-- Jack of all trades and a master of most of them.

View AHuxley's profile

AHuxley

874 posts in 3744 days


#4 posted 11-12-2018 04:49 AM


Ok, good info to know. What other brands were you speaking of that might produce a better cut? Royce and lietz?

- bluephi1914

Actually, it is the less industrial blades that will sometimes leave a better cut. For example, the Freud Premier Fusion may give the best crosscutting finish of any general purpose table saw blade due to their low clearance side grinds. The negative to that is they will loose their very sharp edge quickly as a result and require more frequent sharpening to maintain that level of cut. Most industrial tooling leans toward giving a good enough finish for a very long period of time vs an exceptional finish for a short period of time. As a hobbyists I often find myself chasing the best possible finish off a machine when it doesn’t impact the final product, large commercial endeavors are concerned about good enough at each stage (due to money) even if their final finish is equal or better than mine. Their approach is smarter. In the end the Leuco will probably cost you much less per cut than a Freud Industrial line, Forrest or Ridge Carbide over its life but there may be a short time when new or after sharpening the best from those brands may have an advantage in cut quality but not one that translates to a higher quality end result.

Bottom line I think you will be very happy.

View recon49's profile

recon49

16 posts in 427 days


#5 posted 11-12-2018 05:32 AM

Nice choice. You can’t go wrong with Leuco!

View bluephi1914's profile

bluephi1914

93 posts in 1781 days


#6 posted 11-12-2018 04:45 PM

Ok, good info to know. What other brands were you speaking of that might produce a better cut? Royce and lietz?

- bluephi1914

Actually, it is the less industrial blades that will sometimes leave a better cut. For example, the Freud Premier Fusion may give the best crosscutting finish of any general purpose table saw blade due to their low clearance side grinds. The negative to that is they will loose their very sharp edge quickly as a result and require more frequent sharpening to maintain that level of cut. Most industrial tooling leans toward giving a good enough finish for a very long period of time vs an exceptional finish for a short period of time. As a hobbyists I often find myself chasing the best possible finish off a machine when it doesn t impact the final product, large commercial endeavors are concerned about good enough at each stage (due to money) even if their final finish is equal or better than mine. Their approach is smarter.

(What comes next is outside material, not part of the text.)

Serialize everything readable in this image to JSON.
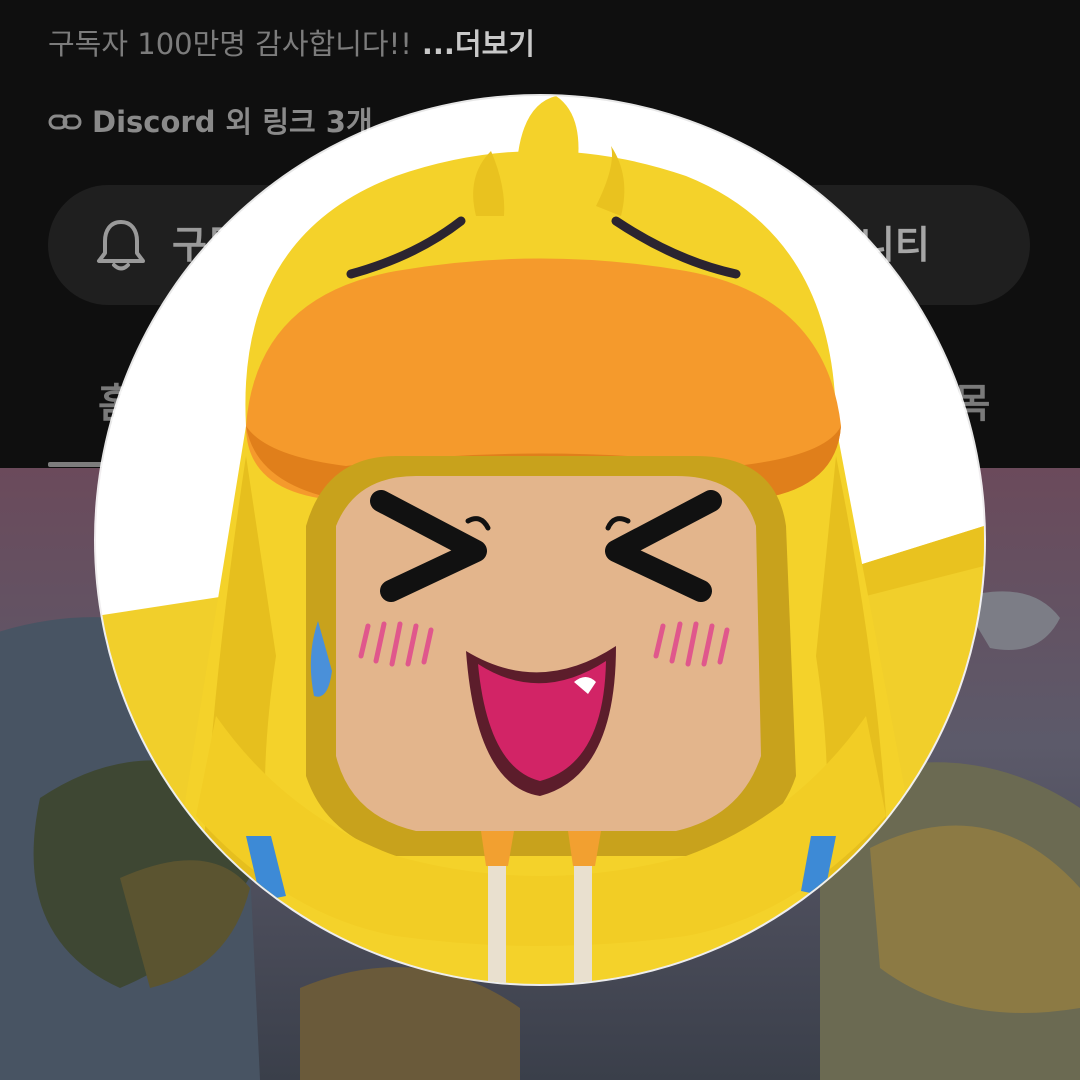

In the end the Leuco will probably cost you much less per cut than a Freud Industrial line, Forrest or Ridge Carbide over its life but there may be a short time when new or after sharpening the best from those brands may have an advantage in cut quality but not one that translates to a higher quality end result.

Bottom line I think you will be very happy.

- AHuxley

Gotcha, If I can continue getting this quality of cut from this blade for an extended amount of time then I’ll go with this brand exclusively;

The cut quality is awesome and I hope it can hold its edge for as long as the frued or Forrest and other top brands.

If it does then it’s a win

-- Jack of all trades and a master of most of them.

Have your say...

You must be signed in to reply.

DISCLAIMER: Any posts on LJ are posted by individuals acting in their own right and do not necessarily reflect the views of LJ. LJ will not be held liable for the actions of any user.

Latest Projects | Latest Blog Entries | Latest Forum Topics

HomeRefurbers.com